“So I fell off. It doesn’t hurt that much.”
“Just because it doesn’t hurt—Wait, you fell off the roof? When?”
He shrugged. “About five minutes ago. What’s your point?”
She glanced back at the house, reminding herself that it was, in fact, three stories tall—at least over the garage, where he had his room. She didn’t believe him. Either he was lying, or he was insane. He had to be lying. No one fell off a roof and then acted the way he did. He was acting like it was nothing, and if he’d really fallen, it could not have been nothing.
She reached over and hit him. “You liar.”
Quinn grunted, and she frowned as he doubled over, collapsing on the ground. Candelaria stared at him. He’d—he must really have fallen, unless this was his sick idea of a joke. He had better not be joking.
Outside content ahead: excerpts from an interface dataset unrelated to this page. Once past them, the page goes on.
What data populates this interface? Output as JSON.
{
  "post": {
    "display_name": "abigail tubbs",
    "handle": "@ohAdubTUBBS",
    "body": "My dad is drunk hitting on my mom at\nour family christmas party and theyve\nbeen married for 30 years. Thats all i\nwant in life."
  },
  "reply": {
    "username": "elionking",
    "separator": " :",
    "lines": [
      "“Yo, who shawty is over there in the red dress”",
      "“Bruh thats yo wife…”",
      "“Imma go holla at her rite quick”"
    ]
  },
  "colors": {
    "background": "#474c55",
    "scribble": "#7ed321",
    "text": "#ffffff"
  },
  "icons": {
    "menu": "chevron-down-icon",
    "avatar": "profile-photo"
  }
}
“I’m fine. It—I lost my balance, that’s all. It’s not like you hit that hard,” he said, but he couldn’t fool her. He couldn’t move. He’d be up already if he could. His arms shook as he tried to push himself up, and he stopped, dropping down again. She didn’t think she’d ever seen anyone look like that before—was that because he’d gotten internal injuries in the fall?
“What did you do?”
“Not sure if I should say you’d be happy if I’d succeeded or not—”
“If you could honestly think of doing that with Leah in the house no matter how much you hate us and life and—”
“—I wasn’t trying to kill myself. Shouldn’t even hurt since I’ve had worse falls and worse fights, but I must have landed wrong somehow.” Quinn rolled onto his back and looked up at the sky. “There really stars out already? Thought it was too early for that.”
She thought that the sunset was beautiful—or she had until now. “I think you really hurt yourself.”
“Oh, good. Now I can go because I’m broken.” He laughed, closing his eyes, and Candelaria would have kicked him or shook him, wanting to break through to him somehow. She didn’t know that he’d ever see what he was doing, ever acknowledge his act—he’d never admit it was an act—but he could not really believe that the Howells would send him back because he’d gotten hurt.
“Was that why you did it?”
“Did you get yourself hurt so that they’d send you back?”
“No. Stupid shingle came loose and next thing I know, I’m on the ground. If you get me up, I’ll take a couple pills and crawl into bed. I don’t need anything else.”
“You have got to be kidding. You need to go to the hospital and—”
“No hospitals. What, you want them to pull all of you out because one of us got hurt? They’ll say he did this and ruin your happy little home. ’Sides, the doctors will just tell me what I already know, and I don’t need to be poked and prodded—and I damn sure don’t want to go over my medical history.”
She knelt down beside him. “Quinn, if you don’t remember what happened between when the shingle came loose and when you were on the ground, if you are seeing stars when the sun just set, you are not okay.”
“Might have a concussion, but that’s not a big deal.”
“I’m getting the Howells, and you are going to the hospital.”
He caught her hand. “Don’t. Please. The last time I was in a hospital—just help me inside. You know with concussions they just watch you and wake you every couple hours, so set an alarm, and I’ll be fine. I will.”
She didn’t understand what could scare him so much about going to the hospital, but what surprised her even more than that he’d shown that to her at all. He’d said please. She almost wanted to agree with him, to go along with it just because of that please. It would keep her from having to break the promise she and Beacan had made to Leah about this not happening to Quinn just because he was on the roof. All of their words were false now.
She almost nodded, but then she remembered how he’d been earlier, and she didn’t think it was just a concussion. Even if it was, she’d feel a lot better if a doctor looked at him.
“I’m sorry,” she told him before running back to the door. He’d hate her forever for this, but she didn’t care.